It’s time again for us to profile one of our favorite textbook authors, today featuring Jonathan Gruber of Public Finance and Public Policy fame — the text from Econ 271 last term.  I certainly endorse everything about the book aside from the $200 price tag, and Alex Tabarrok calls this one of the best textbooks ever.  If you don’t want to wait around for me to teach 271 again, you can go straight to the source through MIT’s open courseware program.

As I pointed out in class a few dozen times, Gruber is a big deal in health economics, and Slate.com has a nice profile as part of its “most innovative and practical thinkers of our time” series. The dog bites man here is that Gruber has his hands both in Massachusetts health care reform (Romneycare), as well in the recent federal health care legislation (Obamacare).   Slate’s contrarian instincts find the potential 2012 presidential showdown between Romney and Obama too delicious a prospect to pass up.

Hi Guys!

Also included is an interview with Professor Gruber, along with a preview of the forthcoming health economics comic book, er, graphic novel.  Wow.

Interview with Vernon Smith

Last week I had a discussion with Professor Azzi about the classic piece, “Market contestability in the presence of sunk (entry) costs,” where Vernon Smith and his colleagues examine the dynamics of market structure.  They find that even with the same initial conditions, an industry sometimes winds up competitive and sometimes winds up characterized by market power, a finding that we may well flesh out in IO this fall.

With that in mind, I was pleased to see a link to a ReasonTV.com video interview with Smith making the rounds on the econ blogosphere.  In the interview Smith — the pioneer of “experimental” economics — talks about how asset bubbles show up in the lab whether you want them to or not, and his assessment of the government’s bailout of many homeowners:

Forgiving debt is not a good idea, but you have to realize that we don’t face any good options. If it hadn’t been done, the banking system would likely have collapsed.

Aside from that note, Smith also touches upon the marginal revolution, The Theory of Moral Sentiments, and growing up through the Great Depression.  An interesting half hour all around.

I recall seeing him speak about the troubled state of electricity regulation a few years back, where he said something to the effect of: “the regulators’ solution is to set average revenues equal to average costs, and it’s this sort of average thinking that got us into this mess.”

Great line!

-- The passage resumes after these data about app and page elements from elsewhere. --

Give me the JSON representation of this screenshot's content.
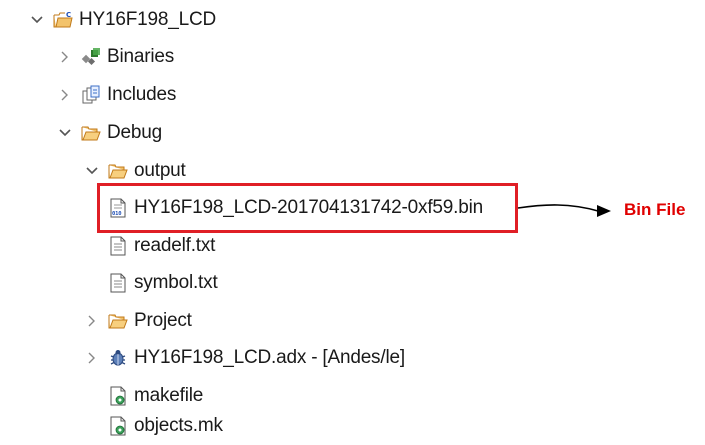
{
  "tree": {
    "project": {
      "label": "HY16F198_LCD",
      "icon": "c-project-folder-icon",
      "expanded": true
    },
    "binaries": {
      "label": "Binaries",
      "icon": "binaries-icon",
      "expanded": false
    },
    "includes": {
      "label": "Includes",
      "icon": "includes-icon",
      "expanded": false
    },
    "debug": {
      "label": "Debug",
      "icon": "folder-open-icon",
      "expanded": true
    },
    "output": {
      "label": "output",
      "icon": "folder-open-icon",
      "expanded": true
    },
    "bin_file": {
      "label": "HY16F198_LCD-201704131742-0xf59.bin",
      "icon": "binary-file-icon"
    },
    "readelf": {
      "label": "readelf.txt",
      "icon": "text-file-icon"
    },
    "symbol": {
      "label": "symbol.txt",
      "icon": "text-file-icon"
    },
    "project_folder": {
      "label": "Project",
      "icon": "folder-open-icon",
      "expanded": false
    },
    "adx": {
      "label": "HY16F198_LCD.adx - [Andes/le]",
      "icon": "debug-bug-icon",
      "expanded": false
    },
    "makefile": {
      "label": "makefile",
      "icon": "make-file-icon"
    },
    "objects_mk": {
      "label": "objects.mk",
      "icon": "make-file-icon"
    }
  },
  "annotation": {
    "label": "Bin File",
    "color": "#e00000",
    "box_color": "#e01f26"
  },
  "colors": {
    "folder": "#e8a33d",
    "folder_dark": "#c07a1a",
    "text": "#1a1a1a"
  }
}
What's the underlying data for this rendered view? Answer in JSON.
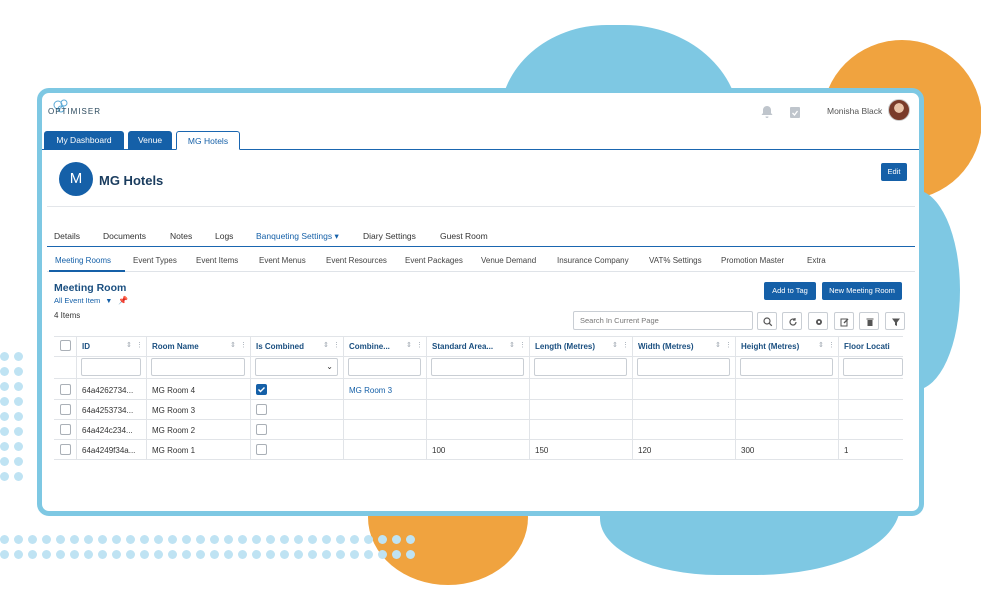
{
  "app": {
    "logo_text": "OPTIMISER",
    "user_name": "Monisha Black"
  },
  "main_tabs": [
    {
      "label": "My Dashboard"
    },
    {
      "label": "Venue"
    },
    {
      "label": "MG Hotels"
    }
  ],
  "header": {
    "initial": "M",
    "title": "MG Hotels",
    "edit_label": "Edit"
  },
  "nav_primary": [
    {
      "label": "Details"
    },
    {
      "label": "Documents"
    },
    {
      "label": "Notes"
    },
    {
      "label": "Logs"
    },
    {
      "label": "Banqueting Settings ▾"
    },
    {
      "label": "Diary Settings"
    },
    {
      "label": "Guest Room"
    }
  ],
  "nav_secondary": [
    {
      "label": "Meeting Rooms"
    },
    {
      "label": "Event Types"
    },
    {
      "label": "Event Items"
    },
    {
      "label": "Event Menus"
    },
    {
      "label": "Event Resources"
    },
    {
      "label": "Event Packages"
    },
    {
      "label": "Venue Demand"
    },
    {
      "label": "Insurance Company"
    },
    {
      "label": "VAT% Settings"
    },
    {
      "label": "Promotion Master"
    },
    {
      "label": "Extra"
    }
  ],
  "section": {
    "title": "Meeting Room",
    "subtitle": "All Event Item",
    "count": "4 Items",
    "add_to_tag": "Add to Tag",
    "new_meeting_room": "New Meeting Room",
    "search_placeholder": "Search In Current Page"
  },
  "grid": {
    "columns": [
      "ID",
      "Room Name",
      "Is Combined",
      "Combine...",
      "Standard Area...",
      "Length (Metres)",
      "Width (Metres)",
      "Height (Metres)",
      "Floor Location"
    ],
    "rows": [
      {
        "id": "64a4262734...",
        "room_name": "MG Room 4",
        "is_combined": true,
        "combine": "MG Room 3",
        "area": "",
        "length": "",
        "width": "",
        "height": "",
        "floor": ""
      },
      {
        "id": "64a4253734...",
        "room_name": "MG Room 3",
        "is_combined": false,
        "combine": "",
        "area": "",
        "length": "",
        "width": "",
        "height": "",
        "floor": ""
      },
      {
        "id": "64a424c234...",
        "room_name": "MG Room 2",
        "is_combined": false,
        "combine": "",
        "area": "",
        "length": "",
        "width": "",
        "height": "",
        "floor": ""
      },
      {
        "id": "64a4249f34a...",
        "room_name": "MG Room 1",
        "is_combined": false,
        "combine": "",
        "area": "100",
        "length": "150",
        "width": "120",
        "height": "300",
        "floor": "1"
      }
    ]
  },
  "colors": {
    "primary": "#1560a8",
    "accent_orange": "#f0a33f",
    "accent_blue": "#7ec8e3"
  }
}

Paul Romer Speaks on Charter Cities

Paul Romer has a vision of turning dystopias into engines of economic growth by establishing “Charter Cities” — new cities with a new set of rules.

How does this work?  Well, we’ve plowed this ground once.  But for those of you who didn’t wade through The Atlantic Monthly piece, “The Politically Correct Guide to Ending Poverty,” you can get condensed versions with Paul Romer’s TED talk or his interview at VoxEU.

Romer is an exceptional intellect and this is probably worth your 12 minutes.  Or 24 if you listen to both.